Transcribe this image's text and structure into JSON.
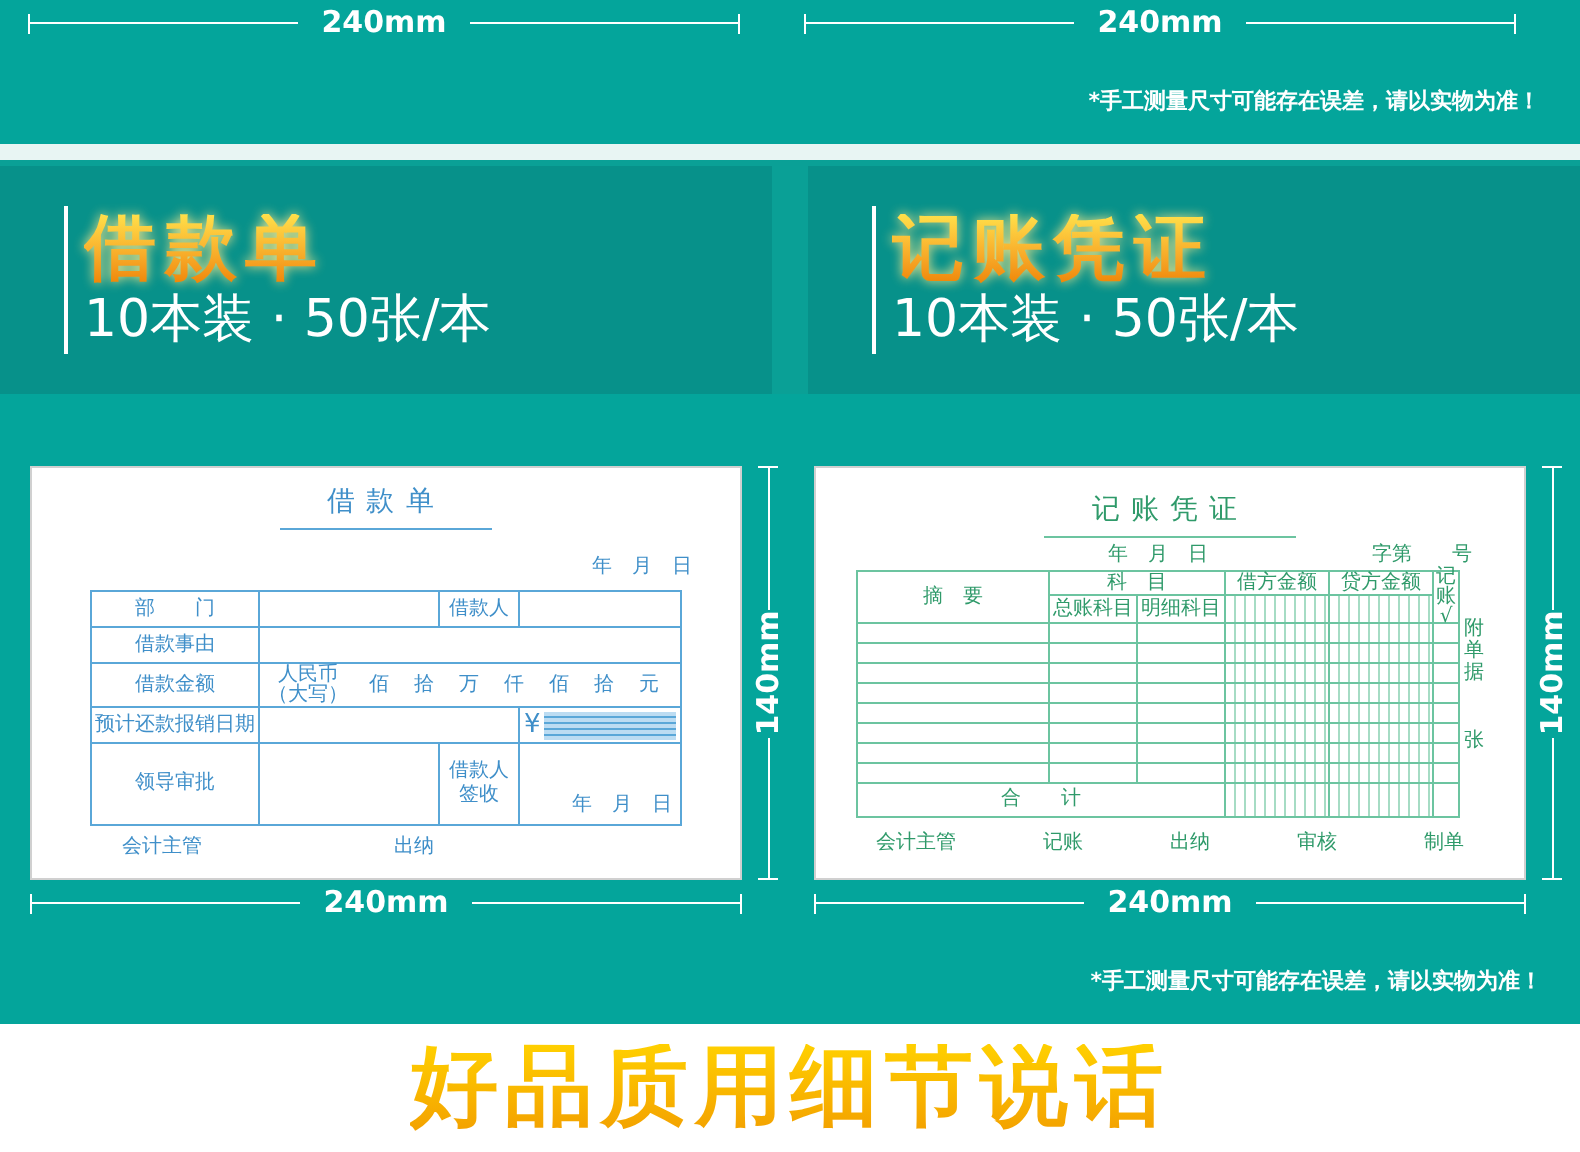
{
  "top_dimensions": [
    {
      "label": "240mm"
    },
    {
      "label": "240mm"
    }
  ],
  "top_note": "*手工测量尺寸可能存在误差，请以实物为准！",
  "products": [
    {
      "title": "借款单",
      "subtitle": "10本装 · 50张/本",
      "height_label": "140mm",
      "width_label": "240mm",
      "form": {
        "kind": "loan_slip",
        "title": "借款单",
        "date": "年　月　日",
        "dept_label": "部　　门",
        "borrower_label": "借款人",
        "reason_label": "借款事由",
        "amount_label": "借款金额",
        "currency": "人民币",
        "currency_note": "（大写）",
        "units": [
          "佰",
          "拾",
          "万",
          "仟",
          "佰",
          "拾",
          "元"
        ],
        "yuan_sign": "¥",
        "repay_label": "预计还款报销日期",
        "approval_label": "领导审批",
        "sign_label": "借款人签收",
        "sign_date": "年　月　日",
        "footer": [
          "会计主管",
          "出纳"
        ]
      }
    },
    {
      "title": "记账凭证",
      "subtitle": "10本装 · 50张/本",
      "height_label": "140mm",
      "width_label": "240mm",
      "form": {
        "kind": "voucher",
        "title": "记账凭证",
        "date": "年　月　日",
        "number": "字第　　号",
        "summary_label": "摘　要",
        "account_label": "科　目",
        "general_label": "总账科目",
        "detail_label": "明细科目",
        "debit_label": "借方金额",
        "credit_label": "贷方金额",
        "posted_label": "记账",
        "posted_mark": "√",
        "total_label": "合　　计",
        "attach_label": "附单据",
        "attach_unit": "张",
        "footer": [
          "会计主管",
          "记账",
          "出纳",
          "审核",
          "制单"
        ]
      }
    }
  ],
  "bottom_note": "*手工测量尺寸可能存在误差，请以实物为准！",
  "section_heading": "好品质用细节说话"
}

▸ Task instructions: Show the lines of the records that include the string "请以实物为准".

▸ Exercise result:
  "top_note": "*手工测量尺寸可能存在误差，请以实物为准！",
  "bottom_note": "*手工测量尺寸可能存在误差，请以实物为准！",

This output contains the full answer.